OTTAWA (CP) -- Manufacturing sales rose 1.9 percent to $39.7 billion in June, partially reversing a 4.9 percent decline posted in May, Statistics Canada said Friday.
The agency attributed the increase to strong sales in the aerospace industry and a rise in the price of petroleum and coal products.
Constant dollar manufacturing sales rose 1.1 percent in June, indicating that greater sales volumes were responsible for more than half of the increase in sales.
Sales rose in 12 of 21 manufacturing industries in June, representing 68 percent of total sales.
Strength in the aerospace and petroleum industries was partly offset by lower auto sales.
Aerospace sales jumped 61.0 percent to $1.6 billion, offsetting a 44.5% decline in May.
Sales of petroleum and coal products industry rose 6.9 percent, reflecting higher prices for petroleum products.
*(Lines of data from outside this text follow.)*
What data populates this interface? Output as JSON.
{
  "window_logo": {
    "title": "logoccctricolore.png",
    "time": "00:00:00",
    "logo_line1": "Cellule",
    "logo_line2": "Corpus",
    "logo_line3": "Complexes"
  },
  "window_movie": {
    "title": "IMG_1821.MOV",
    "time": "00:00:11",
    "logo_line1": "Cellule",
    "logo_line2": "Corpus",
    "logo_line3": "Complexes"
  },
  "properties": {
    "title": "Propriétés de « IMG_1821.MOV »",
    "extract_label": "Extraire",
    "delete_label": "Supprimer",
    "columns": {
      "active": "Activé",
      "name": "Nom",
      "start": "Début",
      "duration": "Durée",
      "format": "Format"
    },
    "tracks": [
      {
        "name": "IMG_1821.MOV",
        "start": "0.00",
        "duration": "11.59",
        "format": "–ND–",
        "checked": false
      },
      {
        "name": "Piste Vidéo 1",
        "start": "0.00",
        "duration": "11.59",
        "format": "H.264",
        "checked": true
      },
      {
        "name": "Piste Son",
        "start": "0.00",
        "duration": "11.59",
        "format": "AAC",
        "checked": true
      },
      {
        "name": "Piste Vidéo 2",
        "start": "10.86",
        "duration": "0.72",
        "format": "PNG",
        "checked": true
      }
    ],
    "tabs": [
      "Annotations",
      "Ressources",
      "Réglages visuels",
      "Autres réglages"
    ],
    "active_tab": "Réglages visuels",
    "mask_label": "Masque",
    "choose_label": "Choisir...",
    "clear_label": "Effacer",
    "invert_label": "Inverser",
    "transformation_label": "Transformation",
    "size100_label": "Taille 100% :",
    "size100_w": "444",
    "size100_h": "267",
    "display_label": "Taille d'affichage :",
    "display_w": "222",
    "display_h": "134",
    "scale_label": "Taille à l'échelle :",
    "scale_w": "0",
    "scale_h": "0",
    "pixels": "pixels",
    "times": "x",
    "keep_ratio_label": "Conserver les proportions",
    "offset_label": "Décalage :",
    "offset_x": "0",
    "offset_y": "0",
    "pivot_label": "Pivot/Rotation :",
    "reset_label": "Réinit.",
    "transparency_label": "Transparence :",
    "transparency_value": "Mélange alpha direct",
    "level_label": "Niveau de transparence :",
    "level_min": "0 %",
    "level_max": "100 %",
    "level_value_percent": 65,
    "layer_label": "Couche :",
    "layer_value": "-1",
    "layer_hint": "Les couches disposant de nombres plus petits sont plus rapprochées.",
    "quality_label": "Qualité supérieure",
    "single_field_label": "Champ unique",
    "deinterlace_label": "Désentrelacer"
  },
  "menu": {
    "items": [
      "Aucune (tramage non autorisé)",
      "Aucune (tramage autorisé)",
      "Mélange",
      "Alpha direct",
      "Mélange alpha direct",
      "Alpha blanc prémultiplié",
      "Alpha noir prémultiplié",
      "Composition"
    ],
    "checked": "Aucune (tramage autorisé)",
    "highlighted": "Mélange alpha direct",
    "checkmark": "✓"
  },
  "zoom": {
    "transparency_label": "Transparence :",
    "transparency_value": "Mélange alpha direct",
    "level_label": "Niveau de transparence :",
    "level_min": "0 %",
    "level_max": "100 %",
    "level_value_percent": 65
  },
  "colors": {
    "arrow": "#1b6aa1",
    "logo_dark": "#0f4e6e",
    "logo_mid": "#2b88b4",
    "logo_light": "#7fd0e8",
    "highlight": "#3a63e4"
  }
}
In addition, several refineries increased production in June.
Non-metallic mineral products rose 5.6 percent, furniture and related products were up 4.9 percent and wood products increased by 3.5 percent.
The weak spot was the auto sector, where sales fell 6.0 percent after a 20.8 percent. This weakness reflected several plant shutdowns. In contrast, motor vehicle parts manufacturing edged down only 0.1 percent in June.
Provincial manufacturing sales results were mixed. Sales rose significantly in Newfoundland and Labrador, up 58.0 percent and increased 7.2 percent in New Brunswick.
In Quebec, sales increased 5.7 percent in June, partly reversing an 8.6 percent drop in May. The province's numbers were bolstered by a strong showing in aerospace production, which rose 82.5 percent to $1.1 billion.
Sales in Ontario edged down 0.3 percent in June, largely the result of the decline in motor vehicle manufacturing and a drop in primary metals.
Sales were also off in Prince Edward Island (down 13.2 percent) and Nova Scotia (off 2.8 percent).
Manufacturers reported a 0.1 percent decline in inventories compared to May, with levels falling to $62.7 billion. This was the fifth consecutive monthly decline.